And one of them does it as a sort of joke. Queensland University's Professor Paul Frijters told Fairfax Media last week he believed "direct action" meant "no action". On that basis, he thought it was exactly the right policy "for a small country like Australia".
Economists love prices, for the very good reason that they work. In July 2012 electricity prices jumped 15.3 per cent. Much of the jump was due to the carbon price. (By way of comparison, the same time a year earlier they had jumped 7.7 per cent; the same time this year they rose only 4.4 per cent, the lowest such rise in six years.)
Household electricity use per person dived 3 per cent. Demand for electricity, like demand for nearly everything else, responds to price. If it didn't, the alcopops industry wouldn't have fought so hard against moves to double the alcopops tax in 2008. Alcopops sales wouldn't have slid 30 per cent as a result.
And yet there's a wariness in economists' embrace of prices when it comes to cutting emissions. Of course they are the cheapest way of changing behaviour. The Grattan Institute and the Productivity Commission have each examined the cost of command and control programs such as planting trees or paying households to install solar panels (two of the Coalition's favourites) and found them enormously costly per unit of emissions saved - far more costly than the present carbon price of $24.15 a tonne.
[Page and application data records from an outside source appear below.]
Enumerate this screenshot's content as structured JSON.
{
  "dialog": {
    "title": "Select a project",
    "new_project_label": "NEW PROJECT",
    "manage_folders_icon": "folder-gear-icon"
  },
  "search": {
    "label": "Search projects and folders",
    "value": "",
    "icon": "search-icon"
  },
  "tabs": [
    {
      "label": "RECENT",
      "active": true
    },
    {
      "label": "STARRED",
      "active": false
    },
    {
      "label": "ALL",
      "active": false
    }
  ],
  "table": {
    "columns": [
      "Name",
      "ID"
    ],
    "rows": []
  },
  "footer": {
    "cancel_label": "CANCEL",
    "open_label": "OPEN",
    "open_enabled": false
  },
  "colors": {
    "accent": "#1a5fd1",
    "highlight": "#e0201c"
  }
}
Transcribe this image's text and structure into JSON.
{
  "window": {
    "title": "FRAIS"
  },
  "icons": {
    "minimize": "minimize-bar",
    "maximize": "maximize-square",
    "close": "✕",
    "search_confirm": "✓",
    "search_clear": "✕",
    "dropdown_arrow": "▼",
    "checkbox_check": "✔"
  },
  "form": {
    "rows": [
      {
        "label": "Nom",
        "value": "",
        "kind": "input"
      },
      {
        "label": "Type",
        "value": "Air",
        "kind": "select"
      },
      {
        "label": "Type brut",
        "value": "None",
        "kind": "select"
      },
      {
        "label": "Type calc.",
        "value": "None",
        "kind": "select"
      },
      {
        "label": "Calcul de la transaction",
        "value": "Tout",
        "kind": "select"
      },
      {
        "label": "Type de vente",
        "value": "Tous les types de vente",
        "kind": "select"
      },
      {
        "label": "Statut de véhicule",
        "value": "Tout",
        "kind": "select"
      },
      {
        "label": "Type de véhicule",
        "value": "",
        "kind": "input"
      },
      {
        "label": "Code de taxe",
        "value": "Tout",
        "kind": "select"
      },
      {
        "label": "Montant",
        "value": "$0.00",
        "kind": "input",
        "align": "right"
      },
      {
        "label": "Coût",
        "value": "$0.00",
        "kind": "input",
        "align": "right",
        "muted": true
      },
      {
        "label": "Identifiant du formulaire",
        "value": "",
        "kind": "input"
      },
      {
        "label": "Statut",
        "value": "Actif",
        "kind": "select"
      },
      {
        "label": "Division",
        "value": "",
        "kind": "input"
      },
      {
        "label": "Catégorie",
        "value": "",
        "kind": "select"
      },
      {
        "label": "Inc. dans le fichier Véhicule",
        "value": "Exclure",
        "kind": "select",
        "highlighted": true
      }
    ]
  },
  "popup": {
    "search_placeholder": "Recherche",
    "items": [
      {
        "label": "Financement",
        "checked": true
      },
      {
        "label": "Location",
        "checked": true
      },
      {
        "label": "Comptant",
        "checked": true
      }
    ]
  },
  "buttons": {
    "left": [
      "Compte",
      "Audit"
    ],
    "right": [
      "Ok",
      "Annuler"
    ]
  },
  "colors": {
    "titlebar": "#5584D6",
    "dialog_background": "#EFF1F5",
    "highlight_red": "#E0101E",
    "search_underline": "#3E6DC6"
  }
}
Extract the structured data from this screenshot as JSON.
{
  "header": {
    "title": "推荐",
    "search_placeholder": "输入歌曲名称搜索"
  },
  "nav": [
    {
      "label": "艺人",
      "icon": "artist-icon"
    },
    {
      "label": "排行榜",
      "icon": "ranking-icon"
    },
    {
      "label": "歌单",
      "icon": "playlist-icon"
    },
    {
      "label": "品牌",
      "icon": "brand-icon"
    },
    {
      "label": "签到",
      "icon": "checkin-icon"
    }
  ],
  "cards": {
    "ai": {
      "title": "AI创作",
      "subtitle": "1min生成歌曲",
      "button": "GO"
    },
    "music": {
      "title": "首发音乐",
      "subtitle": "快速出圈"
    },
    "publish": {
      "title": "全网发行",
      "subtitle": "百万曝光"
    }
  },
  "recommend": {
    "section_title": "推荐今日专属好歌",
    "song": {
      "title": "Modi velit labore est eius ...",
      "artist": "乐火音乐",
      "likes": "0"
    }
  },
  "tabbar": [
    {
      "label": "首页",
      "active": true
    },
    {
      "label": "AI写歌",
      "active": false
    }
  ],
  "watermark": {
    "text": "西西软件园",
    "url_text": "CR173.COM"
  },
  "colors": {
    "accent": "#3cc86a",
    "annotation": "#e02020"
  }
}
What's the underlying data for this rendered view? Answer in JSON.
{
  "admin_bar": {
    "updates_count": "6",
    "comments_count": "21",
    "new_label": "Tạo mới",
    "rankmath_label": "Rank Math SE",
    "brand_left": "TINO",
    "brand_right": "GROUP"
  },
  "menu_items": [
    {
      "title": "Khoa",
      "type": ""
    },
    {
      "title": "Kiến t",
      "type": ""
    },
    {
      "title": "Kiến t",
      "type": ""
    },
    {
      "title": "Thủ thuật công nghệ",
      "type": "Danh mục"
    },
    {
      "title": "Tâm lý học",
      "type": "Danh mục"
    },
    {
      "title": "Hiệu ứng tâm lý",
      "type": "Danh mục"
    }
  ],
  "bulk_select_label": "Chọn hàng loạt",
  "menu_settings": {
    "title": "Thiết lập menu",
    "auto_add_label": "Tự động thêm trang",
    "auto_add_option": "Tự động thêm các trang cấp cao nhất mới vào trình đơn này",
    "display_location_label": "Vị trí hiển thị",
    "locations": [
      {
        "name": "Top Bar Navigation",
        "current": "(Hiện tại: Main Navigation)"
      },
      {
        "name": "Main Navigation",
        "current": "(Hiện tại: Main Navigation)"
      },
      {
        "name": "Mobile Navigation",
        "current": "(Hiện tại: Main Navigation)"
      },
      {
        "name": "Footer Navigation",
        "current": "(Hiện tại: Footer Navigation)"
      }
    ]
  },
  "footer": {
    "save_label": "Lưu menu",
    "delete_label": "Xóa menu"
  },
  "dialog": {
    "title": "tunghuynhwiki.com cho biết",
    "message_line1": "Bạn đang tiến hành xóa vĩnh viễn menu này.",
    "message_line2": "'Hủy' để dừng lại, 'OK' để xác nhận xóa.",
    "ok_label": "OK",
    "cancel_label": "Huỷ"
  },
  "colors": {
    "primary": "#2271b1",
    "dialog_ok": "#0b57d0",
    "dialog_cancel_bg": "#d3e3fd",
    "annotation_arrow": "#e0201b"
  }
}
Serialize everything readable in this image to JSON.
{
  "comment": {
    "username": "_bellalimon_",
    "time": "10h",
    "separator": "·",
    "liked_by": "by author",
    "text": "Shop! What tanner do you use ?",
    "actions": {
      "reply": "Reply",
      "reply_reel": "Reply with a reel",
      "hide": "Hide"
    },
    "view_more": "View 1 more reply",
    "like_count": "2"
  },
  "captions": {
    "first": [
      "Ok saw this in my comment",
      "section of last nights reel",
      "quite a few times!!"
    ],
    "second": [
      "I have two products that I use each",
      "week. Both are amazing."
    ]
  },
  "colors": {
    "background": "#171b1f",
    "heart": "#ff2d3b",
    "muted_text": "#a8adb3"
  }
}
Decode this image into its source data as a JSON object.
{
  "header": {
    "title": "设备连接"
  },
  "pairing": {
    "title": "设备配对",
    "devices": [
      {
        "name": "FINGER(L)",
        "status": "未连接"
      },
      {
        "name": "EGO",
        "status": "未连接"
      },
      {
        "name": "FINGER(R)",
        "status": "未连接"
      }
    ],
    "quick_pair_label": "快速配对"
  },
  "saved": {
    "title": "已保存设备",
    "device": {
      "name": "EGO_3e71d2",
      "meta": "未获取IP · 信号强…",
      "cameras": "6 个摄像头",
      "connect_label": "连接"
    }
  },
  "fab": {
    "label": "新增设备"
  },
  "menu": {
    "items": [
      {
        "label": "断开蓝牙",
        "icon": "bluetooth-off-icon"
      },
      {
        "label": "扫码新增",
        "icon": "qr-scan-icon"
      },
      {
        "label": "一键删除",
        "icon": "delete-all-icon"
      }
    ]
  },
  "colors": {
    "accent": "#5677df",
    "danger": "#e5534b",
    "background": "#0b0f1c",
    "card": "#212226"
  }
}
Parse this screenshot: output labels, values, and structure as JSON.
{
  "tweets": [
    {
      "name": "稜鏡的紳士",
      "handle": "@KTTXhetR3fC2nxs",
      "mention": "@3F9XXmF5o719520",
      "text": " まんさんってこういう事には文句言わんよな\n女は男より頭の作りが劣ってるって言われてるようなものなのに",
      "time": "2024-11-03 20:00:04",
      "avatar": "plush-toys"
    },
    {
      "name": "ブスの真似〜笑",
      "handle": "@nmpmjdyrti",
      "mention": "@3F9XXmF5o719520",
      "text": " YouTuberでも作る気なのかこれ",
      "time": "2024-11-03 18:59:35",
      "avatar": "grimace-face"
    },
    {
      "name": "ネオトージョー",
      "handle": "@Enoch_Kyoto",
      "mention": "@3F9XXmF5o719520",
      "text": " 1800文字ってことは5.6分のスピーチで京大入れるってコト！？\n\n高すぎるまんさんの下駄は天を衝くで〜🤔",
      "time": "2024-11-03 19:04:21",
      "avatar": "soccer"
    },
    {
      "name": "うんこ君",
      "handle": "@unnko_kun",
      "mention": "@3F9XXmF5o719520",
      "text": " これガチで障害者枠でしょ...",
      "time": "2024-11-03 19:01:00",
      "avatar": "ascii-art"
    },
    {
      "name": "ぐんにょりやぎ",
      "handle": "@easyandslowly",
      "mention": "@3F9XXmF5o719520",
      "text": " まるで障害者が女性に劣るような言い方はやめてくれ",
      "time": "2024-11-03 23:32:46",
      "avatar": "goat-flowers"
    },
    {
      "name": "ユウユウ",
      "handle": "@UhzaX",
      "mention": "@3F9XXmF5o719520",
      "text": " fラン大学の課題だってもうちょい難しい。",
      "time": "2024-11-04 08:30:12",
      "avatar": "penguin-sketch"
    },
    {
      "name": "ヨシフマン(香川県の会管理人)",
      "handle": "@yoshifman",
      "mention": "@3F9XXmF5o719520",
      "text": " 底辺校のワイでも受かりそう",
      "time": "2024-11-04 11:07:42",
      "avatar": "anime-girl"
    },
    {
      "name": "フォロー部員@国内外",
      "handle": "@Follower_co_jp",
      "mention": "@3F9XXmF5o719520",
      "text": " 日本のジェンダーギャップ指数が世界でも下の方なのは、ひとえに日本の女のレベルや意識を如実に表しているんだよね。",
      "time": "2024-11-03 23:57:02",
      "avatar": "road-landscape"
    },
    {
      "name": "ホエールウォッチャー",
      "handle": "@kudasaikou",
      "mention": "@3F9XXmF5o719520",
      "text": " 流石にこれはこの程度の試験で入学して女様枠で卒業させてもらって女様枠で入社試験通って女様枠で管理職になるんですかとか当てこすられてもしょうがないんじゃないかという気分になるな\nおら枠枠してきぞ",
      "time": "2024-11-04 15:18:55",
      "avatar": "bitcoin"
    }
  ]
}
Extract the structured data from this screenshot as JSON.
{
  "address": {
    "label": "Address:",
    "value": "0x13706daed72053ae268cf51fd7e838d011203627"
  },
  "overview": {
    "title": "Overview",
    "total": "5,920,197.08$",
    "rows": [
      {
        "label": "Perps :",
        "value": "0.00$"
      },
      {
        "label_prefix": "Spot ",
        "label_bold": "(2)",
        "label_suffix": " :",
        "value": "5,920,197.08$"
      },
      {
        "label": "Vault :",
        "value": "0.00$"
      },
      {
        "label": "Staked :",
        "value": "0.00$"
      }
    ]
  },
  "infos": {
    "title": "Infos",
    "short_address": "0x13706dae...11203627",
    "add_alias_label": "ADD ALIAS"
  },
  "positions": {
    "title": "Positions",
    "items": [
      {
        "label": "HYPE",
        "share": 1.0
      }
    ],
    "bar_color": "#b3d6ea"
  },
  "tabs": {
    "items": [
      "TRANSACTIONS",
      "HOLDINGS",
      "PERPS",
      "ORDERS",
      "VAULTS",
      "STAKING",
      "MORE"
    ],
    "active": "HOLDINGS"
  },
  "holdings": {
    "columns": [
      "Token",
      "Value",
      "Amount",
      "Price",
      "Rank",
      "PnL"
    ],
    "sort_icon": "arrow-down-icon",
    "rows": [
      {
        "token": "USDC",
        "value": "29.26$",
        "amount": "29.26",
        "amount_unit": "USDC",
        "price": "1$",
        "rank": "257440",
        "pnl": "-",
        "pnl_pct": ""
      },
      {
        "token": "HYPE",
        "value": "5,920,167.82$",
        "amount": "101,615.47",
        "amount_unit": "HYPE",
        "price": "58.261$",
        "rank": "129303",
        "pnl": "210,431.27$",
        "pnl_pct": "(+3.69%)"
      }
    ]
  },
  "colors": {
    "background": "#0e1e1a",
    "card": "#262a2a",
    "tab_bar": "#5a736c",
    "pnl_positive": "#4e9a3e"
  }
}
And yet ... Nobel prize-winning economist Paul Krugman puts it this way in an article in the New York Review of Books due out this week: "Why is putting a price on carbon better than direct regulation of emissions? Every economist knows the arguments: efforts to reduce emissions can take place along many 'margins', and we should give people an incentive to exploit all of those margins. Should consumers try to use less energy themselves? Should they shift their consumption towards products that use relatively less energy to produce? Should we try to produce energy from low-emission sources or non-emission sources such as wind? Should we try to remove CO2 after the carbon is burned? The answer is, all of the above. And putting a price on carbon does, in fact, give people an incentive to do all of the above."
Economists overwhelmingly agree that a carbon price is the best way to move all the relevant markets at once, cutting emissions for the cheapest possible price. "And I, of course, agree - they'd probably revoke my economist card if I didn't," Krugman says.
And yet: "Studies attempting to analyse how we might most efficiently reduce carbon emissions strongly suggest that just one of these margins should account for the bulk of any improvement - namely, we have to sharply reduce emissions from coal-fired electricity generation.
"Certainly it would be good to operate on other margins, especially because these studies might be wrong. Nonetheless ... direct action to regulate emissions from electricity generation would be a surprisingly good substitute for carbon pricing - not as good, but not bad."
It's as unlikely an endorsement as you'll find. And behind the scenes, the people who drew up Labor's carbon pricing scheme were thinking along similar lines. Quietly, alongside the planned carbon price, in 2011 they set aside up to $2 billion to buy and close as many as five of Australia's dirtiest coal-fired power stations.
Called "Contract for Closure", the companion scheme was direct action of the most direct kind. The closure of just two of those stations - Hazelwood in Victoria and Playford in South Australia - might have cut emissions by 20 million tonnes.
Labor wouldn't have developed the scheme if it didn't see a role for direct action. Later, minister Martin Ferguson abandoned the negotiations after none of the owners would accept his price.
(As it happens the carbon price, the rapid growth of wind farms and the lower demand for electricity generally has done much of what Labor's Contract for Closure program would have anyway. Hazelwood is operating below capacity and Playford has been mothballed. Wind farms now provide a quarter of SA's power.)
The Climate Change Authority in a report released last week also went out of its way to say there was more than one way to skin a cat. It was advising on "ends, not means". Australia would need to ramp up its target for emissions reductions from 5 per cent to 15 or 25 per cent below 2000 levels by 2020.
The Coalition wants to buy emissions reductions through a tender process just as Labor did with Contract for Closure. The authority reckons the Coalition's fund could "mobilise similar emission reductions opportunities" to Labor's emissions trading scheme. The important thing is to get there. It's how the minister Greg Hunt will be judged. Some goals are too important to quibble over the means of achieving them.
Ross Gittins is on leave.